Field-reversed configuration: a toroidal electric current is induced inside a cylindrical plasma, making a poloidal magnetic field, reversed in respect to the direction of an externally applied magnetic field. The resultant high-beta axisymmetric compact toroid is self-confined.

FRCs are closely related to another self-stable magnetic confinement fusion device, the spheromak. Both are considered part of the compact toroid class of fusion devices. FRCs normally have a plasma that is more elongated than spheromaks, having the overall shape of a hollowed out sausage rather than the roughly spherical spheromak.

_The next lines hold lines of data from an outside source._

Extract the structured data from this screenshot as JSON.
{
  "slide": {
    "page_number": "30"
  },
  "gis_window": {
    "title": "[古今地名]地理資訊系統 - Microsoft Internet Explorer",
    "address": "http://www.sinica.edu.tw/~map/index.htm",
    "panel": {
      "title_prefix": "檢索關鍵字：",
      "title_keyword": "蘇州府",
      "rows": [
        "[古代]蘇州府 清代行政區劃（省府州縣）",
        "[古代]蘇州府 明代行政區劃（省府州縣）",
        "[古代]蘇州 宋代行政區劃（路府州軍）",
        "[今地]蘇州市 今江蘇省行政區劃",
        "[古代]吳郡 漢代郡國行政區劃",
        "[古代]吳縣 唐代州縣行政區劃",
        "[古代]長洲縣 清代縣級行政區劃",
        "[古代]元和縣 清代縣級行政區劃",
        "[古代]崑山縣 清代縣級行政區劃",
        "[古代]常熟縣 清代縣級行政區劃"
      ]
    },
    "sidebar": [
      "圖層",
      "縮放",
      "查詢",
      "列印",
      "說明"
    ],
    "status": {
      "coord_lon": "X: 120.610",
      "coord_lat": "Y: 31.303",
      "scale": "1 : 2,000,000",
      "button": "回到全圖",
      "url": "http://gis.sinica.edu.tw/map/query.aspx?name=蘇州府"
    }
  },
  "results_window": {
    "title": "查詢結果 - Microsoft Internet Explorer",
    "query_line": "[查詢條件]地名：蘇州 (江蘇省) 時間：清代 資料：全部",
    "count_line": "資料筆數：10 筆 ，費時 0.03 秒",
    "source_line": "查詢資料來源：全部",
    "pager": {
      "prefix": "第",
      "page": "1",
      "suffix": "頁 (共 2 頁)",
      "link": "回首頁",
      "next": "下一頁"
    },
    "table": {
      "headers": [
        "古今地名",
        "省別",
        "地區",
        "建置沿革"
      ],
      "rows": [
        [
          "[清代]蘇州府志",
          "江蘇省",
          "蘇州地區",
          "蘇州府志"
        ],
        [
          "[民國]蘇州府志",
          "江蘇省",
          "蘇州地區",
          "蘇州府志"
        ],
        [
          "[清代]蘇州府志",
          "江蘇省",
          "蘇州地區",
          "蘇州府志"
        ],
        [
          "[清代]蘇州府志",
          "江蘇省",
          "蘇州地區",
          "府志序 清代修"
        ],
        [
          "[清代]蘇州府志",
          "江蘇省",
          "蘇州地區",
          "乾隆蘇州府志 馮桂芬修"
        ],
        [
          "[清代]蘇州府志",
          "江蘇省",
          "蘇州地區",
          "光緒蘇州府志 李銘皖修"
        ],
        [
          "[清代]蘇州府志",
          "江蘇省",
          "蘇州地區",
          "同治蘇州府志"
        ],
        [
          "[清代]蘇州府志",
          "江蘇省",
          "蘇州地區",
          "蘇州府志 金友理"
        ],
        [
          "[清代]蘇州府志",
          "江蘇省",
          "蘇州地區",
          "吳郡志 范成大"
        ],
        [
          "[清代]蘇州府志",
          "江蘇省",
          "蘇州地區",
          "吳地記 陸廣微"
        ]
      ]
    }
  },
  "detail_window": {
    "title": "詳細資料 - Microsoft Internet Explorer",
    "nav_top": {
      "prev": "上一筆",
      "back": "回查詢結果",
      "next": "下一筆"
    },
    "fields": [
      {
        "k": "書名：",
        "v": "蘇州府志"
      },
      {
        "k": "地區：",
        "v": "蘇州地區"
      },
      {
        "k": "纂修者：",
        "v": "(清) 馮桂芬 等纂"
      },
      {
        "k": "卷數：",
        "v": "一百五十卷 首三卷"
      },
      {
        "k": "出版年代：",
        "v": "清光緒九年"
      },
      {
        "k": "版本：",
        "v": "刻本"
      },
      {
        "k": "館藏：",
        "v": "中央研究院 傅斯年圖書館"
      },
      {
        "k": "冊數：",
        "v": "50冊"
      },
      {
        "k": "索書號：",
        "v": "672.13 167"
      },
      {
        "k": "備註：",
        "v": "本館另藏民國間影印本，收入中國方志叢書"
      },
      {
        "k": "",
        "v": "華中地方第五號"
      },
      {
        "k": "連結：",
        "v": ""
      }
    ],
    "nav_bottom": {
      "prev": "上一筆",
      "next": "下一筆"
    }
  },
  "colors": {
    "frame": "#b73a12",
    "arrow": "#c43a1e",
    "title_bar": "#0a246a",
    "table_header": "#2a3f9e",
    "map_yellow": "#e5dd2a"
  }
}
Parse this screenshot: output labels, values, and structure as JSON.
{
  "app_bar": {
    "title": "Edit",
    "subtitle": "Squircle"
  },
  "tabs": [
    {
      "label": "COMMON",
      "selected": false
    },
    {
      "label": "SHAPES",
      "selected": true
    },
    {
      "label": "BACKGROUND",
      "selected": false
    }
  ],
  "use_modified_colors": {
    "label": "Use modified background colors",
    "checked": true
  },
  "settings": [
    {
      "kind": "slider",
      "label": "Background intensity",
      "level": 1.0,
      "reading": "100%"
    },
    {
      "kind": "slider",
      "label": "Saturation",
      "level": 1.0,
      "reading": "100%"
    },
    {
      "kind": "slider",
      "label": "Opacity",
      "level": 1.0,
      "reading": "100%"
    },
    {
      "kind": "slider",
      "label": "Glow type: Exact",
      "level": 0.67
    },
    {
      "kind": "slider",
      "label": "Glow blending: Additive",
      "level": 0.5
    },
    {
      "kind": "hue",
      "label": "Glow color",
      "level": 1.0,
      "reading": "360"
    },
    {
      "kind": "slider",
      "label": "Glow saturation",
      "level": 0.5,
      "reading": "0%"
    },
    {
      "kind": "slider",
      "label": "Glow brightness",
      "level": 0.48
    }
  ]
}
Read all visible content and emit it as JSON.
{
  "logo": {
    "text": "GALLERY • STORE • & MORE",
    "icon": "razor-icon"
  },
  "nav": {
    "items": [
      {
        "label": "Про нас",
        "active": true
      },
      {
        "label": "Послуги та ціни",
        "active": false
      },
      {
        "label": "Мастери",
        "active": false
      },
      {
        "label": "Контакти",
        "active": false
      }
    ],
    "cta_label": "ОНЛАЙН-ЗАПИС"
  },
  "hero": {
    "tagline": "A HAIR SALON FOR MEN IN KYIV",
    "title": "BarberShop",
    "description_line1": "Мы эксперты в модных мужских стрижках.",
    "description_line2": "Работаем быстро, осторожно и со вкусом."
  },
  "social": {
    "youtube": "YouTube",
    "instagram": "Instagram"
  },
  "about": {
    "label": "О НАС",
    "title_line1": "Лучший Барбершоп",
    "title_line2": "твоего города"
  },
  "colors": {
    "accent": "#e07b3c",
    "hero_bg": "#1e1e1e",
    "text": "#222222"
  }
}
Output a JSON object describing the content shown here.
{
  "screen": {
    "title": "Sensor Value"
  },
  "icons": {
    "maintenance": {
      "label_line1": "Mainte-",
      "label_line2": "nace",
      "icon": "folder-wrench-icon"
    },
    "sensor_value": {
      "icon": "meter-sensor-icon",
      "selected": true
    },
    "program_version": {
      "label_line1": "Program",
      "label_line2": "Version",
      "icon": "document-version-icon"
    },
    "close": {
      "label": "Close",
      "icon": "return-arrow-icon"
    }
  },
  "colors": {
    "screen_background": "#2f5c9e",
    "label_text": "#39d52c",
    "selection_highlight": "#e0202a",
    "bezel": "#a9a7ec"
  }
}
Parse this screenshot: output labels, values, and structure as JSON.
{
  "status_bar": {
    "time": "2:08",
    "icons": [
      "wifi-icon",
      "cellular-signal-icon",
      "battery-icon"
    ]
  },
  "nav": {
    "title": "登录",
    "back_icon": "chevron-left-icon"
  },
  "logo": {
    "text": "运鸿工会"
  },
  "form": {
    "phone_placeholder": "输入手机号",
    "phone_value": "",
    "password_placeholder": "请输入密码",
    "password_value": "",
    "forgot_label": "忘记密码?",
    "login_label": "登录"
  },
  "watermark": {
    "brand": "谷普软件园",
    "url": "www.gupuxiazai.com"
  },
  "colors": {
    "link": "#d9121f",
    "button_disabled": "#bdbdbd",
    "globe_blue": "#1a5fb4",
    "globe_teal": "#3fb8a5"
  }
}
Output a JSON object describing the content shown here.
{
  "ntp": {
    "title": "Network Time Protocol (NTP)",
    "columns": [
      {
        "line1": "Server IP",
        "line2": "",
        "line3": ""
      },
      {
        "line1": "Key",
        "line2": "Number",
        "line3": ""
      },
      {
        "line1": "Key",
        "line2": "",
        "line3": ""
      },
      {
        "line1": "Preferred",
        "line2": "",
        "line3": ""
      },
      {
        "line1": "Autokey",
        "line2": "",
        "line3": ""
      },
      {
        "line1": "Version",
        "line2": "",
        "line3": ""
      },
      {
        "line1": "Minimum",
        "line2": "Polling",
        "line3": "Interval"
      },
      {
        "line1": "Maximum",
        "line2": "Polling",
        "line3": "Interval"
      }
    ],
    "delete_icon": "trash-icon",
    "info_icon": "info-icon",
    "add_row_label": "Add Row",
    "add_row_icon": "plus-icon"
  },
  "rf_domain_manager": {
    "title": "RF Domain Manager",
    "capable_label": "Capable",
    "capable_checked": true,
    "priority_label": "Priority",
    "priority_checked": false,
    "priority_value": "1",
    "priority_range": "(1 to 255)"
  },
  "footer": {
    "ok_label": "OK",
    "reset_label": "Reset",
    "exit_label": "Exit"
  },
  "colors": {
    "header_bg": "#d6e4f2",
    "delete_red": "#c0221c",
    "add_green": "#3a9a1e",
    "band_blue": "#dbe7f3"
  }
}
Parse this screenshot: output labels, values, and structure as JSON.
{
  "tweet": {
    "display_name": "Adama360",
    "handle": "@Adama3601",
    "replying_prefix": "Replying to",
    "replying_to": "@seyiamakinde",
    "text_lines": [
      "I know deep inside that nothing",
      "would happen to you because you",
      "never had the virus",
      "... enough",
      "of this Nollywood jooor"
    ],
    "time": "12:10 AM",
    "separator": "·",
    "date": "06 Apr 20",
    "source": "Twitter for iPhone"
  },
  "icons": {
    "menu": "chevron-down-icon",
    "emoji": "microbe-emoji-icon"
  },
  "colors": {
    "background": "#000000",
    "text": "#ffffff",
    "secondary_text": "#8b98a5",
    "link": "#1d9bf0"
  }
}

FRCs were a major area of research in the 1960s and into the 1970s, but had problems scaling up into practical fusion triple products. Interest returned in the 1990s and as of 2019, FRCs were an active research area.